"Sadness is essential because it makes you more susceptible to feeling things fully," Cynthia Kneen has written. But for most of us, this emotional state is feared and to be avoided. When someone close to us plunges into an abyss of sadness after the death of a loved one, we try desperately to pull him or her out of it. Instead, we should be more patient; there is no universal timetable for grief and oftentimes our efforts to bring a grieving person back into the everyday swing of things are cruel and insensitive.
When we lose someone close to us, we also lose the things they did for us. Thus, one of the challenges of mourning is to find new ways to fulfill our needs. But that takes time. While we try to adjust, our family and friends may only see isolation, withdrawal, and depression. Delicacy is a French film that boldly and creatively explores the soulscape of sadness in the life of a pretty young wife after her husband is hit by a car while jogging and dies.

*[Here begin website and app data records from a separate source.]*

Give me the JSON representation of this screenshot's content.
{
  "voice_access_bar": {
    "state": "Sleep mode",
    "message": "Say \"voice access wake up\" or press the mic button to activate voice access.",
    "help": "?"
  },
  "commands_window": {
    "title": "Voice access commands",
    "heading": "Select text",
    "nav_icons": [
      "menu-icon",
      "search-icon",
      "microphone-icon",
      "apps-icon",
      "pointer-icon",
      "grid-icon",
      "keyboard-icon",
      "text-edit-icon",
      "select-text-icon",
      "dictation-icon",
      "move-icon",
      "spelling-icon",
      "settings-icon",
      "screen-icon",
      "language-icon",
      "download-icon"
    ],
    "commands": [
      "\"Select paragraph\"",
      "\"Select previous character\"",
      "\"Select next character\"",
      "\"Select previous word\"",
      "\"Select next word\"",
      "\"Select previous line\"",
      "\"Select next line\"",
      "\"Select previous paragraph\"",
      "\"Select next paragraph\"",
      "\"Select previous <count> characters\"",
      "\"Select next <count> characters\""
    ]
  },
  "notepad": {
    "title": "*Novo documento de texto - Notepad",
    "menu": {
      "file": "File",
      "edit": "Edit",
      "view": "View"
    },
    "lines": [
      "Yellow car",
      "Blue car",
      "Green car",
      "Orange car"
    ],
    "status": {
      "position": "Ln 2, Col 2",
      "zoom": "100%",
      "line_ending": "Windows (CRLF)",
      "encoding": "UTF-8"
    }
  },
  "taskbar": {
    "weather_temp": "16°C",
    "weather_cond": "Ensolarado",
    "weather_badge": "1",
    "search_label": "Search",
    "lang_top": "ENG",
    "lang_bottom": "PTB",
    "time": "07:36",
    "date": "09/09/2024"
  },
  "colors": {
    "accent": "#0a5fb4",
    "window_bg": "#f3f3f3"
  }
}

Francois (Pio Marmai) and Natalie (Audrey Tautou) are two Parisians who meet casually and are married on a day when it snows. Their love is nothing like the weather; it is hot and romantic. Then one ordinary day, it is all taken away from Natalie when he is killed. She is lost to her birth family, his parents, and her best friend (Josephine de Meaux) who all try to rescue her from what they perceive as a prison of sadness.
For three years, Natalie devotes all her time and energy to her work at a Swedish firm. Her handsome and domineering boss (Bruno Todeschini) is romantically attracted to her even though he is married. After refusing many invitations for dinner, Natalie finally gives in and he pours on the charm. But it all comes to naught given her dislike of his controlling and arrogant personality.

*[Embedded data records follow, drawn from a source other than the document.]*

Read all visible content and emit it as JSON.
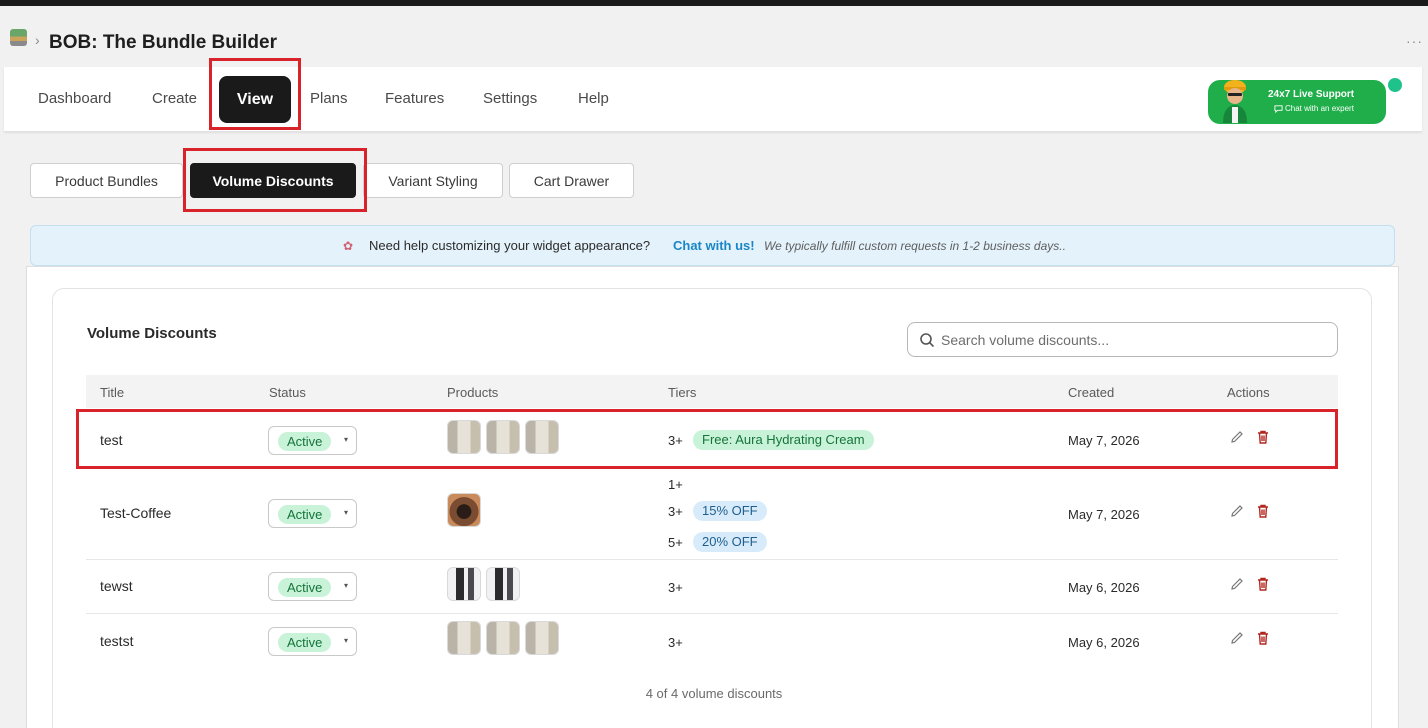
{
  "app": {
    "title": "BOB: The Bundle Builder",
    "more": "···",
    "chevron": "›"
  },
  "nav": {
    "items": [
      "Dashboard",
      "Create",
      "View",
      "Plans",
      "Features",
      "Settings",
      "Help"
    ],
    "active": "View"
  },
  "support": {
    "title": "24x7 Live Support",
    "subtitle": "Chat with an expert"
  },
  "tabs": [
    "Product Bundles",
    "Volume Discounts",
    "Variant Styling",
    "Cart Drawer"
  ],
  "active_tab": "Volume Discounts",
  "banner": {
    "text": "Need help customizing your widget appearance?",
    "link": "Chat with us!",
    "note": "We typically fulfill custom requests in 1-2 business days.."
  },
  "card": {
    "title": "Volume Discounts",
    "search_placeholder": "Search volume discounts..."
  },
  "table": {
    "headers": [
      "Title",
      "Status",
      "Products",
      "Tiers",
      "Created",
      "Actions"
    ],
    "rows": [
      {
        "title": "test",
        "status": "Active",
        "products": [
          "cream-thumbnail",
          "cream-thumbnail",
          "cream-thumbnail"
        ],
        "tiers": [
          {
            "qty": "3+",
            "badge": "Free: Aura Hydrating Cream",
            "badge_color": "#c8f3d8"
          }
        ],
        "created": "May 7, 2026"
      },
      {
        "title": "Test-Coffee",
        "status": "Active",
        "products": [
          "coffee-thumbnail"
        ],
        "tiers": [
          {
            "qty": "1+",
            "badge": ""
          },
          {
            "qty": "3+",
            "badge": "15% OFF",
            "badge_color": "#d8ebfa"
          },
          {
            "qty": "5+",
            "badge": "20% OFF",
            "badge_color": "#d8ebfa"
          }
        ],
        "created": "May 7, 2026"
      },
      {
        "title": "tewst",
        "status": "Active",
        "products": [
          "cup-thumbnail",
          "cup-thumbnail"
        ],
        "tiers": [
          {
            "qty": "3+",
            "badge": ""
          }
        ],
        "created": "May 6, 2026"
      },
      {
        "title": "testst",
        "status": "Active",
        "products": [
          "cream-thumbnail",
          "cream-thumbnail",
          "cream-thumbnail"
        ],
        "tiers": [
          {
            "qty": "3+",
            "badge": ""
          }
        ],
        "created": "May 6, 2026"
      }
    ],
    "footer": "4 of 4 volume discounts"
  },
  "icons": {
    "edit": "pencil-icon",
    "delete": "trash-icon",
    "search": "search-icon",
    "caret": "▾"
  },
  "colors": {
    "accent": "#1a1a1a",
    "highlight": "#d9232b",
    "support": "#1fae4a",
    "link": "#1b86c7",
    "danger": "#b3261e"
  }
}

Instead, Natalie bestows her affections on Markus (Francois Damiens), a colleague from Sweden who works for her on a planning team. One day out of the blue, she flutters free of her sadness and spontaneously plants a long and juicy kiss on his lips. Markus is stunned and amazed at this unimaginable gift. He is a shy and unpretentious man who then responds by asking Natalie out on a date. She finds his humor and humility to be very appealing. And when she introduces him to her beloved grandmother, the old woman says she likes him because he has a good heart.

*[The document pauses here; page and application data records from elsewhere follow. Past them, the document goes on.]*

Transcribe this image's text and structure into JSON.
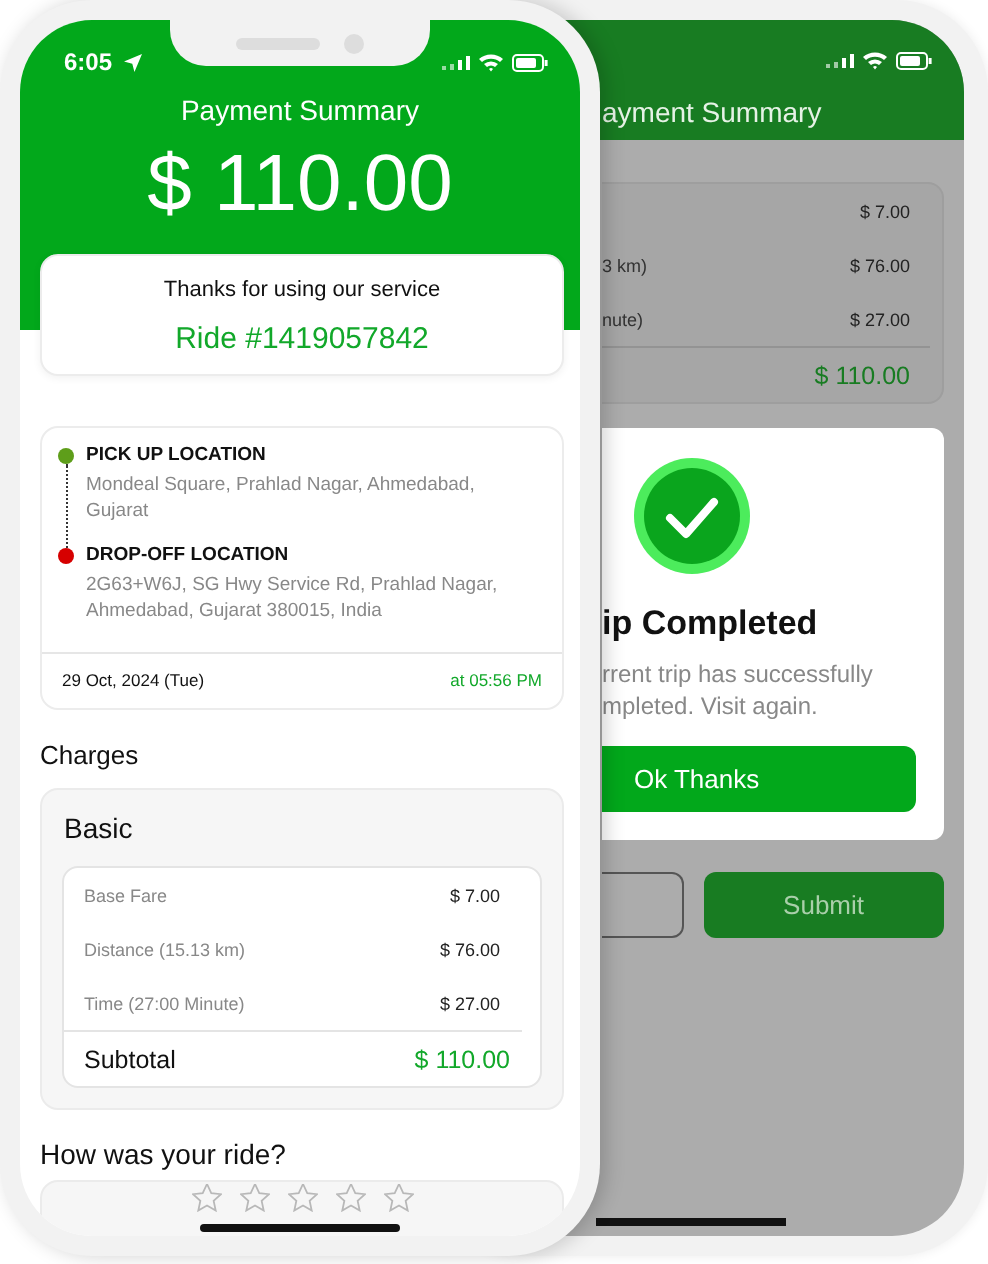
{
  "main_phone": {
    "status_bar": {
      "time": "6:05"
    },
    "header": {
      "title": "Payment Summary",
      "amount": "$ 110.00"
    },
    "ride_card": {
      "message": "Thanks for using our service",
      "ride_number": "Ride #1419057842"
    },
    "trip": {
      "stops": [
        {
          "kind": "pickup",
          "color": "#5e9e1a",
          "label": "PICK UP LOCATION",
          "address": "Mondeal Square, Prahlad Nagar, Ahmedabad, Gujarat"
        },
        {
          "kind": "dropoff",
          "color": "#d60000",
          "label": "DROP-OFF LOCATION",
          "address": "2G63+W6J, SG Hwy Service Rd, Prahlad Nagar, Ahmedabad, Gujarat 380015, India"
        }
      ],
      "date": "29 Oct, 2024 (Tue)",
      "time": "at 05:56 PM"
    },
    "charges": {
      "title": "Charges",
      "plan": "Basic",
      "rows": [
        {
          "label": "Base Fare",
          "amount": "$ 7.00"
        },
        {
          "label": "Distance (15.13 km)",
          "amount": "$ 76.00"
        },
        {
          "label": "Time (27:00 Minute)",
          "amount": "$ 27.00"
        }
      ],
      "subtotal_label": "Subtotal",
      "subtotal": "$ 110.00"
    },
    "rating": {
      "question": "How was your ride?",
      "stars": 0
    }
  },
  "second_phone": {
    "header_title": "ayment Summary",
    "charges": {
      "rows": [
        {
          "amount": "$ 7.00"
        },
        {
          "label": "3 km)",
          "amount": "$ 76.00"
        },
        {
          "label": "nute)",
          "amount": "$ 27.00"
        }
      ],
      "subtotal": "$ 110.00"
    },
    "dialog": {
      "title": "ip Completed",
      "message_lines": [
        "rrent trip has successfully",
        "mpleted. Visit again."
      ],
      "button": "Ok Thanks"
    },
    "buttons": [
      {
        "kind": "outline"
      },
      {
        "kind": "primary",
        "label": "Submit"
      }
    ]
  }
}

Stephane and David Foenkinos direct this Gallic drama which does a remarkable job examining the complexity and dynamics of sadness.
There are moments of magic that bring to mind the romantic rhythms of Audrey Tautou's performance in Amelie but Delicacy stands admirably on its own feet. Audrey Tautou and Francois Damiens are very appealing as the widow and the Swedish co-worker whose dance of desire is slow and moving. Here is a poem that catches the spirit of the film:
"I know a cure for sadness:
Let your hands touch something that
makes your eyes
I bet there are a hundred objects close by
that can do that.
beauty's gift to us —
her power is so great she enlivens
the earth, the sky, our
— Mirabai in Mala of the Heart
by Ravi Nathwani and Kate Vogt